GUILTY! Folau found to have committed high-level code of conduct breach

GUILTY! Folau found to have committed a high-level code of conduct breach
Israel Folau made a homophobic Instagram post last month. Source: ABC News

Israel Folau’s code of conduct hearing has officially concluded that he committed a high-level breach with his social media post saying homosexuals will go to Hell last month. At the time Rugby Australia announced that they intended to tear up his contract, however there is a process to go through first. The hearing was the second stage, following Folau challenging the breach notice issued by RA.

The result was decided by a tribunal consisting of a representative of Rugby Australia, a Rugby Union Players Association representative and a mutually agreeable independent third party. To have his contract torn up Folau needs to have committed a high-level breach – and the tribunal now needs to decide whether the appropriate penalty is a fine, a suspension or dismissal.

Given the post in question remains up on Folau’s page, and that the dual international has not apologised or admitted wrongdoing, it is hard to see any other result than an immediate sacking. He has breached the code of conduct, and clearly has no intention of stopping what he is doing.

The process of sacking an RA contracted player for a code of conduct breach can be a long one. First, the player is given a notice that the governing body believes they have broken the code, and the proposed penalty. In this case, the penalty was immediate dismissal. The player is then able to request a hearing, which decides if there was a breach, how serious it was and the appropriate penalty.

The player can then request an appeal, which will result in a new tribunal hearing the same arguments and examining the same evidence.

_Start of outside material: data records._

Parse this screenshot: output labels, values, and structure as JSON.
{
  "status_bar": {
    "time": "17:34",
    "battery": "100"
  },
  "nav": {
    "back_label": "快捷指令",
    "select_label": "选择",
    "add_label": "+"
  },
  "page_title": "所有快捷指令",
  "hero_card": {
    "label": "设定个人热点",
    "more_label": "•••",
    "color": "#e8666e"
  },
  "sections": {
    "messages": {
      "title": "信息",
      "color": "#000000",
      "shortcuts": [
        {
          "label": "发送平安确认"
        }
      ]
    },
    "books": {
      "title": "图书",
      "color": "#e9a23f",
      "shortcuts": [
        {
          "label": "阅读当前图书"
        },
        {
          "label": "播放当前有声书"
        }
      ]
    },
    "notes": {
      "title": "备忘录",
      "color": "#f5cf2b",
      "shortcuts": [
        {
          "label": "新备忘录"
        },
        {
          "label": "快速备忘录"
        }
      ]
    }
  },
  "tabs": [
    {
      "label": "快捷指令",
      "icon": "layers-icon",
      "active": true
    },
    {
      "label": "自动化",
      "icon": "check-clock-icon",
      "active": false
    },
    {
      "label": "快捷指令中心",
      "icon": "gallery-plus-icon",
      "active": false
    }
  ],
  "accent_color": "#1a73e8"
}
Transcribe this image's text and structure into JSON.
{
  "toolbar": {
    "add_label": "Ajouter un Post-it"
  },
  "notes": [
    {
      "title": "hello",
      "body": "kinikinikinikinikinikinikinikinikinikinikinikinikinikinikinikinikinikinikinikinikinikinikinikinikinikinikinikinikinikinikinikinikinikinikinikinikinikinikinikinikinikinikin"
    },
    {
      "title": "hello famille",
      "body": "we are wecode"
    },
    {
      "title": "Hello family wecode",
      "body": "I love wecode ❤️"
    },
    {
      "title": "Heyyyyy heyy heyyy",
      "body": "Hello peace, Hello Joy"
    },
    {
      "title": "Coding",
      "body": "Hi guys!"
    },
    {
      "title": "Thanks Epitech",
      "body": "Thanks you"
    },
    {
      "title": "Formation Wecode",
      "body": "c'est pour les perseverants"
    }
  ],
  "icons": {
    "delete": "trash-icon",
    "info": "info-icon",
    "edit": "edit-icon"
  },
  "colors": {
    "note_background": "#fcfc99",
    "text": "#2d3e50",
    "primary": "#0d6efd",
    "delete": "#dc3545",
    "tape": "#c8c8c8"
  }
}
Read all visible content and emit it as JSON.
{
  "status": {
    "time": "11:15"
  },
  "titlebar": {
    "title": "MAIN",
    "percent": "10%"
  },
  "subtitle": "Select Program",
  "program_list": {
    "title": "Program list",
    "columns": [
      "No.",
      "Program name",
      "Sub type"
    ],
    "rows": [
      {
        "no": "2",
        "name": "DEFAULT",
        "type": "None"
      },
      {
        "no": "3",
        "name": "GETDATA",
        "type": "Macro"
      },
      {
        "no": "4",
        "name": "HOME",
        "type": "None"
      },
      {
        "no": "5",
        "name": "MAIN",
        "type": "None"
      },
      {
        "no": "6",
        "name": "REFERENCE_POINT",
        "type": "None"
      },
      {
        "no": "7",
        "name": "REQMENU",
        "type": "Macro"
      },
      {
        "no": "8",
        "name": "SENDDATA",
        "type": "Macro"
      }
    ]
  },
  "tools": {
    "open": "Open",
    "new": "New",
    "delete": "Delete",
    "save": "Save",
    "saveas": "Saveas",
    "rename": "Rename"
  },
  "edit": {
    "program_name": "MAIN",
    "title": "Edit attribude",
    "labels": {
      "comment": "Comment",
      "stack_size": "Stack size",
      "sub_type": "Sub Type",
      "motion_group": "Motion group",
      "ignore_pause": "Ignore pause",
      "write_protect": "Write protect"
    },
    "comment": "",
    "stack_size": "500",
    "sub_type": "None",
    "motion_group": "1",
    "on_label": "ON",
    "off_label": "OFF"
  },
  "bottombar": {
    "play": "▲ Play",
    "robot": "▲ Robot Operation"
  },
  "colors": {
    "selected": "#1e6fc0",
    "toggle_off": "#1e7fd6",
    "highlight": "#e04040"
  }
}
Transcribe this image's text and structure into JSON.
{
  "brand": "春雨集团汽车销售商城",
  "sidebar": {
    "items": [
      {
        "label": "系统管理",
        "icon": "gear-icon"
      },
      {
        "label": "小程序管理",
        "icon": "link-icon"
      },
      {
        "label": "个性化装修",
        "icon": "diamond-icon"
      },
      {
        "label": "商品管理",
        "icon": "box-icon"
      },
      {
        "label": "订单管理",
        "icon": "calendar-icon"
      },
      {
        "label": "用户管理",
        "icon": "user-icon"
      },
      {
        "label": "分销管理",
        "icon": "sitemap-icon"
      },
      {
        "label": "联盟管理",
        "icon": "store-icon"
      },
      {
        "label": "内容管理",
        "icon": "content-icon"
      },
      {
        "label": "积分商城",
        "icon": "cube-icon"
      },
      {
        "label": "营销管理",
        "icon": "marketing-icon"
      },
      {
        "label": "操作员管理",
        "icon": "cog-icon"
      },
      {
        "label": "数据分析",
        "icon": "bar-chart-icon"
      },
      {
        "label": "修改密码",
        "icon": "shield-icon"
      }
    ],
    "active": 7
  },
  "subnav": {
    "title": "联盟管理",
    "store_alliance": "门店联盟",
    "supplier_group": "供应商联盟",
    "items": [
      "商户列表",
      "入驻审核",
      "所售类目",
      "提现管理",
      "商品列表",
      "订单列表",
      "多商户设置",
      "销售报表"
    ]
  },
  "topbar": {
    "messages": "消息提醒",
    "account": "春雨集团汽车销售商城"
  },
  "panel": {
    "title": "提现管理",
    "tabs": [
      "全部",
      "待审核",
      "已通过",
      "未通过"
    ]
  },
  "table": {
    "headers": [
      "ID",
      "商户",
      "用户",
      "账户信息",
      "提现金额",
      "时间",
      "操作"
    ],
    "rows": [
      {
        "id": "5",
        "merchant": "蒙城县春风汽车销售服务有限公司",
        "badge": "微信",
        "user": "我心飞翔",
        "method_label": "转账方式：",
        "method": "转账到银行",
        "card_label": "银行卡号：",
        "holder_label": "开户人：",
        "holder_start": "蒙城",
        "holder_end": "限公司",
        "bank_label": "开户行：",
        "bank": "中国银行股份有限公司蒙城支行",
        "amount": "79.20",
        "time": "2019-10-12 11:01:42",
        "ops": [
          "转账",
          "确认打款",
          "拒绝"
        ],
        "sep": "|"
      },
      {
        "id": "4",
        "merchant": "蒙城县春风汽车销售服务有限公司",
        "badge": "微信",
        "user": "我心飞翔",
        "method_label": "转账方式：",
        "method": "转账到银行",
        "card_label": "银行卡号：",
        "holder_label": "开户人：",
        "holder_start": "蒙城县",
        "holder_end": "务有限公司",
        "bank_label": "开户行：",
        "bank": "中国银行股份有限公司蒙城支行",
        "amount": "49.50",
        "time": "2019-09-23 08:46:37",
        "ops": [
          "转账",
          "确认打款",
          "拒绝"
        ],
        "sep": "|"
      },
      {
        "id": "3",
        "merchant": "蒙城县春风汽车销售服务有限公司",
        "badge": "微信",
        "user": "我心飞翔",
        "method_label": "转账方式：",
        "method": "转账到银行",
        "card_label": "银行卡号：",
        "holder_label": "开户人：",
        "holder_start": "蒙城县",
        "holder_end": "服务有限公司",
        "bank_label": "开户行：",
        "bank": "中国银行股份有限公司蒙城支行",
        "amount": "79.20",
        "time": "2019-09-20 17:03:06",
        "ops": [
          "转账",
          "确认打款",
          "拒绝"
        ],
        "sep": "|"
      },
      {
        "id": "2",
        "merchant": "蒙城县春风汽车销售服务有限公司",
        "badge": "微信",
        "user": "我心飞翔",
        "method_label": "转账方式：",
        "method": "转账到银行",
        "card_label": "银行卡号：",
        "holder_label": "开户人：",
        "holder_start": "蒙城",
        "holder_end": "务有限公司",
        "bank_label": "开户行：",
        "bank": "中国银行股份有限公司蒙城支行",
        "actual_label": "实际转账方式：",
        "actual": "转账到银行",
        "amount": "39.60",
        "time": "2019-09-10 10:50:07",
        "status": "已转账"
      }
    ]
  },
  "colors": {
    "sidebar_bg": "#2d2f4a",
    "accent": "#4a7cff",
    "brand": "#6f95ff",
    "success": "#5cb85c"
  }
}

If they uphold the decision of the first tribunal, that’s it from RA’s point of view. However, the player can still take the organisation to court for breach of contract or unfair dismissal – and it is rumoured that the Folau case could end up in the High Court.